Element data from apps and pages
== Segment start ==
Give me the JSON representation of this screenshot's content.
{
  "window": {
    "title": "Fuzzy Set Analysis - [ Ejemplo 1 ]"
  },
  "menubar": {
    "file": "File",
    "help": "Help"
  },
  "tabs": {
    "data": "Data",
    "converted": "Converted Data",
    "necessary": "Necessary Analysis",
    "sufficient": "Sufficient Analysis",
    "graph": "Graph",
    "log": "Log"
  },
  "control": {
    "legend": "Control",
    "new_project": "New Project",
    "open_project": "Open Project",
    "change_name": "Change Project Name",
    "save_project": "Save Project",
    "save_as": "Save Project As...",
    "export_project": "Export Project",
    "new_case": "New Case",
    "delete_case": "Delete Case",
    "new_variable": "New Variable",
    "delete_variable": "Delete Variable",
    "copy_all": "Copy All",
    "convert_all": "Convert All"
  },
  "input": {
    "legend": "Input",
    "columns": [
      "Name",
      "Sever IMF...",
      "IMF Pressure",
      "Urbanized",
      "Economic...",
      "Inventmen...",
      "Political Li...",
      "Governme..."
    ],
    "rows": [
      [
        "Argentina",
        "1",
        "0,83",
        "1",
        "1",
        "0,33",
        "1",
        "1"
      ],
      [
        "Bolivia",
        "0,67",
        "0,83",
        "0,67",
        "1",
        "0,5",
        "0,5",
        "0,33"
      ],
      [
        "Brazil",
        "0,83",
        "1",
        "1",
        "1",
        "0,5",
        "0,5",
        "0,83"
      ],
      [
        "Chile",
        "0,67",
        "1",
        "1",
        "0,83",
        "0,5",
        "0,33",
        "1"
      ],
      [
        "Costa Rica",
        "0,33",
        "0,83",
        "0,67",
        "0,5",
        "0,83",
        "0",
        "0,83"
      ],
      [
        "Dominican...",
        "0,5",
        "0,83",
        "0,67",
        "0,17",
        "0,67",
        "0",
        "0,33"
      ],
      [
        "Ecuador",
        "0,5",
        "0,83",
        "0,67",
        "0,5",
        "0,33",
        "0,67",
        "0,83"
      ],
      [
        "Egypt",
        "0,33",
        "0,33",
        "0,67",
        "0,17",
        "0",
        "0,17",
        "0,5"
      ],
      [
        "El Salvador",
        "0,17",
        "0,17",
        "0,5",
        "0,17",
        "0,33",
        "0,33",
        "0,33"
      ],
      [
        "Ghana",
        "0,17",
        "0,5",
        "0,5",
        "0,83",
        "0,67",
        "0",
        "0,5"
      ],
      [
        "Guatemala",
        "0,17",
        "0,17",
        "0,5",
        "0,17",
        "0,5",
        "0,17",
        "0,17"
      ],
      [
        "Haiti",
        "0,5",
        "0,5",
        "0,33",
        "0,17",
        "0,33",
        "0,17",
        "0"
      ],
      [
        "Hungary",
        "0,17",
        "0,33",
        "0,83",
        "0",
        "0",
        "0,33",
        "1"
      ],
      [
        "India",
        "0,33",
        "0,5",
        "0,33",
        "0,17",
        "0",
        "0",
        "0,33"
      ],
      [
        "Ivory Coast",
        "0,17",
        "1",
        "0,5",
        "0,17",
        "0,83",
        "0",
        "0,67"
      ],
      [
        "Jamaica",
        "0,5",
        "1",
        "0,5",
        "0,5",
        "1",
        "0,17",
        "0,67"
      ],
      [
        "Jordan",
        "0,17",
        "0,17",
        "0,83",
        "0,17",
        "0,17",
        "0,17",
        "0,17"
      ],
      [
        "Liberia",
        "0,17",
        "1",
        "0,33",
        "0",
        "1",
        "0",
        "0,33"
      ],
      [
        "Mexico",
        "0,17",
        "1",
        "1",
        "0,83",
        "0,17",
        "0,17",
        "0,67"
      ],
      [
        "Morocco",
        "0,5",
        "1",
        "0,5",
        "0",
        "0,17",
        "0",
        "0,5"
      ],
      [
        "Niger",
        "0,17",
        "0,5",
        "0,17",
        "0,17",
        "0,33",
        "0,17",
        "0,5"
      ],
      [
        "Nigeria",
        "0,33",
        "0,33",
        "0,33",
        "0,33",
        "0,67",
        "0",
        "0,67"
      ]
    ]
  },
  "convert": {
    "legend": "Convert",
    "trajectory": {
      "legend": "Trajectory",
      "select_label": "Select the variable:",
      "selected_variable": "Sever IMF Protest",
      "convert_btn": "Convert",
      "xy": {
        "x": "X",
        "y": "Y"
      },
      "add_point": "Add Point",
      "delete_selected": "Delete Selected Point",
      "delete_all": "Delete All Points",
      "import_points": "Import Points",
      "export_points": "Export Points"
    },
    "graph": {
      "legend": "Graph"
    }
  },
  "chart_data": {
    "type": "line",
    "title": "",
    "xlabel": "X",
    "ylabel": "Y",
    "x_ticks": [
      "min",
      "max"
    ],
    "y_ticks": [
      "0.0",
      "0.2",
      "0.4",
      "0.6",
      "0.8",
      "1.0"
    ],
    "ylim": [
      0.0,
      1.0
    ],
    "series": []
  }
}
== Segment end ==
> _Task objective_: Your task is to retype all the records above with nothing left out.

> _Answer space_:
Give me the JSON representation of this screenshot's content.
{
  "window": {
    "title": "Fuzzy Set Analysis - [ Ejemplo 1 ]"
  },
  "menubar": {
    "file": "File",
    "help": "Help"
  },
  "tabs": {
    "data": "Data",
    "converted": "Converted Data",
    "necessary": "Necessary Analysis",
    "sufficient": "Sufficient Analysis",
    "graph": "Graph",
    "log": "Log"
  },
  "control": {
    "legend": "Control",
    "new_project": "New Project",
    "open_project": "Open Project",
    "change_name": "Change Project Name",
    "save_project": "Save Project",
    "save_as": "Save Project As...",
    "export_project": "Export Project",
    "new_case": "New Case",
    "delete_case": "Delete Case",
    "new_variable": "New Variable",
    "delete_variable": "Delete Variable",
    "copy_all": "Copy All",
    "convert_all": "Convert All"
  },
  "input": {
    "legend": "Input",
    "columns": [
      "Name",
      "Sever IMF...",
      "IMF Pressure",
      "Urbanized",
      "Economic...",
      "Inventmen...",
      "Political Li...",
      "Governme..."
    ],
    "rows": [
      [
        "Argentina",
        "1",
        "0,83",
        "1",
        "1",
        "0,33",
        "1",
        "1"
      ],
      [
        "Bolivia",
        "0,67",
        "0,83",
        "0,67",
        "1",
        "0,5",
        "0,5",
        "0,33"
      ],
      [
        "Brazil",
        "0,83",
        "1",
        "1",
        "1",
        "0,5",
        "0,5",
        "0,83"
      ],
      [
        "Chile",
        "0,67",
        "1",
        "1",
        "0,83",
        "0,5",
        "0,33",
        "1"
      ],
      [
        "Costa Rica",
        "0,33",
        "0,83",
        "0,67",
        "0,5",
        "0,83",
        "0",
        "0,83"
      ],
      [
        "Dominican...",
        "0,5",
        "0,83",
        "0,67",
        "0,17",
        "0,67",
        "0",
        "0,33"
      ],
      [
        "Ecuador",
        "0,5",
        "0,83",
        "0,67",
        "0,5",
        "0,33",
        "0,67",
        "0,83"
      ],
      [
        "Egypt",
        "0,33",
        "0,33",
        "0,67",
        "0,17",
        "0",
        "0,17",
        "0,5"
      ],
      [
        "El Salvador",
        "0,17",
        "0,17",
        "0,5",
        "0,17",
        "0,33",
        "0,33",
        "0,33"
      ],
      [
        "Ghana",
        "0,17",
        "0,5",
        "0,5",
        "0,83",
        "0,67",
        "0",
        "0,5"
      ],
      [
        "Guatemala",
        "0,17",
        "0,17",
        "0,5",
        "0,17",
        "0,5",
        "0,17",
        "0,17"
      ],
      [
        "Haiti",
        "0,5",
        "0,5",
        "0,33",
        "0,17",
        "0,33",
        "0,17",
        "0"
      ],
      [
        "Hungary",
        "0,17",
        "0,33",
        "0,83",
        "0",
        "0",
        "0,33",
        "1"
      ],
      [
        "India",
        "0,33",
        "0,5",
        "0,33",
        "0,17",
        "0",
        "0",
        "0,33"
      ],
      [
        "Ivory Coast",
        "0,17",
        "1",
        "0,5",
        "0,17",
        "0,83",
        "0",
        "0,67"
      ],
      [
        "Jamaica",
        "0,5",
        "1",
        "0,5",
        "0,5",
        "1",
        "0,17",
        "0,67"
      ],
      [
        "Jordan",
        "0,17",
        "0,17",
        "0,83",
        "0,17",
        "0,17",
        "0,17",
        "0,17"
      ],
      [
        "Liberia",
        "0,17",
        "1",
        "0,33",
        "0",
        "1",
        "0",
        "0,33"
      ],
      [
        "Mexico",
        "0,17",
        "1",
        "1",
        "0,83",
        "0,17",
        "0,17",
        "0,67"
      ],
      [
        "Morocco",
        "0,5",
        "1",
        "0,5",
        "0",
        "0,17",
        "0",
        "0,5"
      ],
      [
        "Niger",
        "0,17",
        "0,5",
        "0,17",
        "0,17",
        "0,33",
        "0,17",
        "0,5"
      ],
      [
        "Nigeria",
        "0,33",
        "0,33",
        "0,33",
        "0,33",
        "0,67",
        "0",
        "0,67"
      ]
    ]
  },
  "convert": {
    "legend": "Convert",
    "trajectory": {
      "legend": "Trajectory",
      "select_label": "Select the variable:",
      "selected_variable": "Sever IMF Protest",
      "convert_btn": "Convert",
      "xy": {
        "x": "X",
        "y": "Y"
      },
      "add_point": "Add Point",
      "delete_selected": "Delete Selected Point",
      "delete_all": "Delete All Points",
      "import_points": "Import Points",
      "export_points": "Export Points"
    },
    "graph": {
      "legend": "Graph"
    }
  },
  "chart_data": {
    "type": "line",
    "title": "",
    "xlabel": "X",
    "ylabel": "Y",
    "x_ticks": [
      "min",
      "max"
    ],
    "y_ticks": [
      "0.0",
      "0.2",
      "0.4",
      "0.6",
      "0.8",
      "1.0"
    ],
    "ylim": [
      0.0,
      1.0
    ],
    "series": []
  }
}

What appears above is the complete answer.